--- Supplied information ---
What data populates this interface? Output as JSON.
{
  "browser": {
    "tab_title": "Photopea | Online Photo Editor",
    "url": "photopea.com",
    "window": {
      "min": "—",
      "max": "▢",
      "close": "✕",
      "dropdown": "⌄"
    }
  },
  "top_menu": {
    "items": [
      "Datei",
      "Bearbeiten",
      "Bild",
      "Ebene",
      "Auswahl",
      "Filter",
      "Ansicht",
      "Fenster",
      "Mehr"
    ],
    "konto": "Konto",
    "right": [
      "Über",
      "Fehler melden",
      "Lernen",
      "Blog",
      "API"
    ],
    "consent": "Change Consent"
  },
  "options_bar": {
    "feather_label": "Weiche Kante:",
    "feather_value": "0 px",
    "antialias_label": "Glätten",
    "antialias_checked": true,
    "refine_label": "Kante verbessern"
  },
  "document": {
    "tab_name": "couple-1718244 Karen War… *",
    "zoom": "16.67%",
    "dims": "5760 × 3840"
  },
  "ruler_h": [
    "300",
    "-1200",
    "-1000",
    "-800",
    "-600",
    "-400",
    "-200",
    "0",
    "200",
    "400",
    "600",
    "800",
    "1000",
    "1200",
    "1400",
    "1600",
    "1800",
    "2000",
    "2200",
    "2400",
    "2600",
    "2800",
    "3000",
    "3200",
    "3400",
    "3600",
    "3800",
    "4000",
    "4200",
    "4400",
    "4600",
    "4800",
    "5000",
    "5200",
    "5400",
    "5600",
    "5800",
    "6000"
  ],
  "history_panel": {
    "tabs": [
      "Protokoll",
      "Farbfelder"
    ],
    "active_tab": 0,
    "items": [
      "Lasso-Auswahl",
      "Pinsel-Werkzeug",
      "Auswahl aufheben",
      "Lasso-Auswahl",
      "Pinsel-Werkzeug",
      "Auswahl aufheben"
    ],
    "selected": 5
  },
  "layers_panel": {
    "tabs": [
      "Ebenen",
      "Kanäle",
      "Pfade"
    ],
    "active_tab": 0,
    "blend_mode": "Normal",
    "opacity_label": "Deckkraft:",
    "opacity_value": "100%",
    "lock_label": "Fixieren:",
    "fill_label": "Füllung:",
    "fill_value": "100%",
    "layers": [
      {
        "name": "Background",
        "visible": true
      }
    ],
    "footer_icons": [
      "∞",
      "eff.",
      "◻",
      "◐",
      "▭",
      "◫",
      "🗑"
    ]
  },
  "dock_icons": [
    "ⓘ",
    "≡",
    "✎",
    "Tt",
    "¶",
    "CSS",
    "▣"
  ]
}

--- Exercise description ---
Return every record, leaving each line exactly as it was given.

--- Reply to the task ---
What data populates this interface? Output as JSON.
{
  "browser": {
    "tab_title": "Photopea | Online Photo Editor",
    "url": "photopea.com",
    "window": {
      "min": "—",
      "max": "▢",
      "close": "✕",
      "dropdown": "⌄"
    }
  },
  "top_menu": {
    "items": [
      "Datei",
      "Bearbeiten",
      "Bild",
      "Ebene",
      "Auswahl",
      "Filter",
      "Ansicht",
      "Fenster",
      "Mehr"
    ],
    "konto": "Konto",
    "right": [
      "Über",
      "Fehler melden",
      "Lernen",
      "Blog",
      "API"
    ],
    "consent": "Change Consent"
  },
  "options_bar": {
    "feather_label": "Weiche Kante:",
    "feather_value": "0 px",
    "antialias_label": "Glätten",
    "antialias_checked": true,
    "refine_label": "Kante verbessern"
  },
  "document": {
    "tab_name": "couple-1718244 Karen War… *",
    "zoom": "16.67%",
    "dims": "5760 × 3840"
  },
  "ruler_h": [
    "300",
    "-1200",
    "-1000",
    "-800",
    "-600",
    "-400",
    "-200",
    "0",
    "200",
    "400",
    "600",
    "800",
    "1000",
    "1200",
    "1400",
    "1600",
    "1800",
    "2000",
    "2200",
    "2400",
    "2600",
    "2800",
    "3000",
    "3200",
    "3400",
    "3600",
    "3800",
    "4000",
    "4200",
    "4400",
    "4600",
    "4800",
    "5000",
    "5200",
    "5400",
    "5600",
    "5800",
    "6000"
  ],
  "history_panel": {
    "tabs": [
      "Protokoll",
      "Farbfelder"
    ],
    "active_tab": 0,
    "items": [
      "Lasso-Auswahl",
      "Pinsel-Werkzeug",
      "Auswahl aufheben",
      "Lasso-Auswahl",
      "Pinsel-Werkzeug",
      "Auswahl aufheben"
    ],
    "selected": 5
  },
  "layers_panel": {
    "tabs": [
      "Ebenen",
      "Kanäle",
      "Pfade"
    ],
    "active_tab": 0,
    "blend_mode": "Normal",
    "opacity_label": "Deckkraft:",
    "opacity_value": "100%",
    "lock_label": "Fixieren:",
    "fill_label": "Füllung:",
    "fill_value": "100%",
    "layers": [
      {
        "name": "Background",
        "visible": true
      }
    ],
    "footer_icons": [
      "∞",
      "eff.",
      "◻",
      "◐",
      "▭",
      "◫",
      "🗑"
    ]
  },
  "dock_icons": [
    "ⓘ",
    "≡",
    "✎",
    "Tt",
    "¶",
    "CSS",
    "▣"
  ]
}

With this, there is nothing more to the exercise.